Concerns are growing over the closure plan, and associated costs, of Canadian oilsands tailing ponds. These ponds contain the waste streams generated as part of the mining process. According to The Tyee (link below), the tailings ponds cover approximately 25,000 hectares (61,776 acres) in northern Alberta, and contain organic acids, benzene, lead, and fine clay particles. Cleanup costs are estimated to be up to $48 billion, with only $1.4 billion currently secured by cash reserves from the companies. If these companies go bankrupt, the Canadian taxpayers will be on the hook for the remaining cleanup costs.
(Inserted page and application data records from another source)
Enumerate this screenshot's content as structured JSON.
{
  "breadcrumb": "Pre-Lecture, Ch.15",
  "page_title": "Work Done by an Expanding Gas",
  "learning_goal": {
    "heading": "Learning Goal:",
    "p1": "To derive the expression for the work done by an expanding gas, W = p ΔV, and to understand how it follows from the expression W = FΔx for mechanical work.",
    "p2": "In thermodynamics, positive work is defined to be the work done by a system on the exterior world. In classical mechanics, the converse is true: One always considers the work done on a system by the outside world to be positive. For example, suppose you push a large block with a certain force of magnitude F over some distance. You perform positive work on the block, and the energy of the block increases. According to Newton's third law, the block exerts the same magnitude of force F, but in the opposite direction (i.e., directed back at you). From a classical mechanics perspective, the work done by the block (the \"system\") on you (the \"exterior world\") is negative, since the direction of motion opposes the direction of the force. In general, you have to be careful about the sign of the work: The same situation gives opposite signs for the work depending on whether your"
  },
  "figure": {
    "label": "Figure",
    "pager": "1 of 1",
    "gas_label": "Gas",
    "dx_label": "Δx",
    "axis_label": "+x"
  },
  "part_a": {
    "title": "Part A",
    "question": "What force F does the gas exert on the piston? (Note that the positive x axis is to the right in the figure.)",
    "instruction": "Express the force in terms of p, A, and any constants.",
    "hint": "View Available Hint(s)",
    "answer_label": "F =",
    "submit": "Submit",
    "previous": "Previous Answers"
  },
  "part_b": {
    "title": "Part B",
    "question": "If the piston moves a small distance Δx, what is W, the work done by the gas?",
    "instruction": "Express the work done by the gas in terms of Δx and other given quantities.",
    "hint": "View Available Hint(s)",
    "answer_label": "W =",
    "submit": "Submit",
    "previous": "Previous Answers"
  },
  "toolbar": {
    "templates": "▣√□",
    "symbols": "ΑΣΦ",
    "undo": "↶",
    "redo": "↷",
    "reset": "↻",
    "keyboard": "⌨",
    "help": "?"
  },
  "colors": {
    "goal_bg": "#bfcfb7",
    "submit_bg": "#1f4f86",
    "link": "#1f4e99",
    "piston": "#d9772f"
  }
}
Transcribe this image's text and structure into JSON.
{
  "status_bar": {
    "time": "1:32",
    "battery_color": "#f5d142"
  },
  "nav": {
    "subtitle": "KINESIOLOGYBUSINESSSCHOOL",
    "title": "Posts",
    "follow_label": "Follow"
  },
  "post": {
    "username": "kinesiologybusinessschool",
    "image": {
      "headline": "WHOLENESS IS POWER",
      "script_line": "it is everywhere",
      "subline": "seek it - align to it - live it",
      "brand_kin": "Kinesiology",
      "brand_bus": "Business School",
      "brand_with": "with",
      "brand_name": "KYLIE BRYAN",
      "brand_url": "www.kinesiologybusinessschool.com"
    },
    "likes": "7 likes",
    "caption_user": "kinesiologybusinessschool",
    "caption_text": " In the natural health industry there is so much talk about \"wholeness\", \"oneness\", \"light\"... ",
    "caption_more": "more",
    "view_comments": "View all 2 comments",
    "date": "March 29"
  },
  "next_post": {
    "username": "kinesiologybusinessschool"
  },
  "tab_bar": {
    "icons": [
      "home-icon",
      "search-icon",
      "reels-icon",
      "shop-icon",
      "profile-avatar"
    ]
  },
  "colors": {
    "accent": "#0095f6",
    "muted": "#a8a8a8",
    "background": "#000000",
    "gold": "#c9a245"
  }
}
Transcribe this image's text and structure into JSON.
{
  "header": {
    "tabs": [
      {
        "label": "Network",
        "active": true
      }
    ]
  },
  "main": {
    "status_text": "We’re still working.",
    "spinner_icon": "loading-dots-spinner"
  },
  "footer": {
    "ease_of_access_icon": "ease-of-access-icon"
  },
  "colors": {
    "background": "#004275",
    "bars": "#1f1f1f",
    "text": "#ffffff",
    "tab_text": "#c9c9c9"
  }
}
Concerns over waste management and associated costs are not limited to the Canadian oilsands. Scott Energy Technologies estimates there were 55 million tons of drilling wastes generated in 2014 on U.S. land. Ensuring these wastes are managed properly should be a priority for generators and regulators alike, and although industry is currently footing the bill to manage and clean up abandoned oil and gas waste disposal sites, current funds are not sufficient to cover all necessary cleanup activity. This means that if production is cut, so is funding to clean up contaminated sites. The public did not generate these wastes, and should not be left on the hook to ensure they are managed properly. Management of E&P wastes may not be a material issue for the oil and gas industry today, but it is material to taxpayers, who may be ultimately responsible for footing the cleaning bill.